I have been watching Reverse Missionaries on the good old BBC. I'm grateful that they have put such a program on particularly as the voice over is not disparaging. And it shows the impact of missionaries who followed Gods vision for them.
However, the beginning of each programme it shows a church that is defeatist. It won't work here! When we're gone there won't be a church!
I just wondered if this is what you see in your local churches.
Just had a quick peek on sample on YouTube.

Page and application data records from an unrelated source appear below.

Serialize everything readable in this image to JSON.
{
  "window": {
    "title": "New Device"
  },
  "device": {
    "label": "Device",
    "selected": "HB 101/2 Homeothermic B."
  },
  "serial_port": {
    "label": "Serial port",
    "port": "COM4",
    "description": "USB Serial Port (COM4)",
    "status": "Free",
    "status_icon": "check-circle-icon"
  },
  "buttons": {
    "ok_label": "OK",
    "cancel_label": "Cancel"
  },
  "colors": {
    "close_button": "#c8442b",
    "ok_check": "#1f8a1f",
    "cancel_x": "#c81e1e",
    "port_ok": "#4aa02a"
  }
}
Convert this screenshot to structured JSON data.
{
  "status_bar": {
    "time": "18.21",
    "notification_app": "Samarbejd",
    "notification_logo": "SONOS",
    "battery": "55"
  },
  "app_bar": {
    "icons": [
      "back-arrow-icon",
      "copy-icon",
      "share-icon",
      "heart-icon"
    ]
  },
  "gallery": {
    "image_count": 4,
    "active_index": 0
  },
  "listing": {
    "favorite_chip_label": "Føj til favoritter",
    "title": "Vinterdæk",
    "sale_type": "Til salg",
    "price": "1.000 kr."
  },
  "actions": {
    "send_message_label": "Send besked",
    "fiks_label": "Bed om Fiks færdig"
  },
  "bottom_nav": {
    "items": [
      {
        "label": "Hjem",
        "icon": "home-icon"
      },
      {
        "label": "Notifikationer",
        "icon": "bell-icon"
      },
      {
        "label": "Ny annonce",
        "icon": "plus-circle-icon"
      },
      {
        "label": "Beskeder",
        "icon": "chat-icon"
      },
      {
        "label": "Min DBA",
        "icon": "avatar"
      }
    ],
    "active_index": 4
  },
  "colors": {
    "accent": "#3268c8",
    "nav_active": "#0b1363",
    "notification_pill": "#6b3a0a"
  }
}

While I'm not from the UK, I actually don't doubt this is happening not just in the UK, but around the world.
Here in Canada, I serve and attend an ethnic Baptist Church (Chinese). Way way back, many years ago the land which we built our church on was given to us for a $1 from our neighbor a establish Baptist Church, so we could build a building that would assist us with our ministry. It was an amazing gift, since in today's $ I don't we'd be able to afford this prime real-estate. Now fast forward about 25 years, we outgrew the land, so we bough two more small houses next, which we converted into Sunday school rooms, then later levels so we could expand our building. We now house 5 services split between English Speaking, Cantonese Speaking and Mandarin Speaking congregations. I think between all 3 congregations we probably have close to a 1,000 people come through our doors every Sunday.
However, unfortunately, the church next door is suffering. At the low point, I think they have barely double-digit for their single Sunday Server. The congregation was much like shot of small church in season 1, episode 1 where there were only one row of members, all very elderly. To be honest, it was a sad state, as the church was being rented out during the week to help offset costs, couldn't really afford a full-time minister and was in very realistic risk of being closed and sold off.
Over the last few years we've instituted a program where we've seeded few young families next store to offer a more permanent solution. That's very much a on-going process, but for the meantime, the talks of selling the church seems to have been put on hold.
However, while there are a lot of macro-reason why this might have happened to this once-thriving church, from what I've gathered, there are many micro-reasons why this happened here. The most crucial is that this church just didn't keep up with the times. They had a very strict policy of organ lead hymns and basically just never changed. Those who wanted change were forced to leave and look elsewhere. Eventually the core, which was the majority, never adapted and over time literally aged and went to be with the Lord.
It's all very sad. Churches need to stay relevant (be in the world), but not compromise (be of the world). I think that would apply anywhere in the world.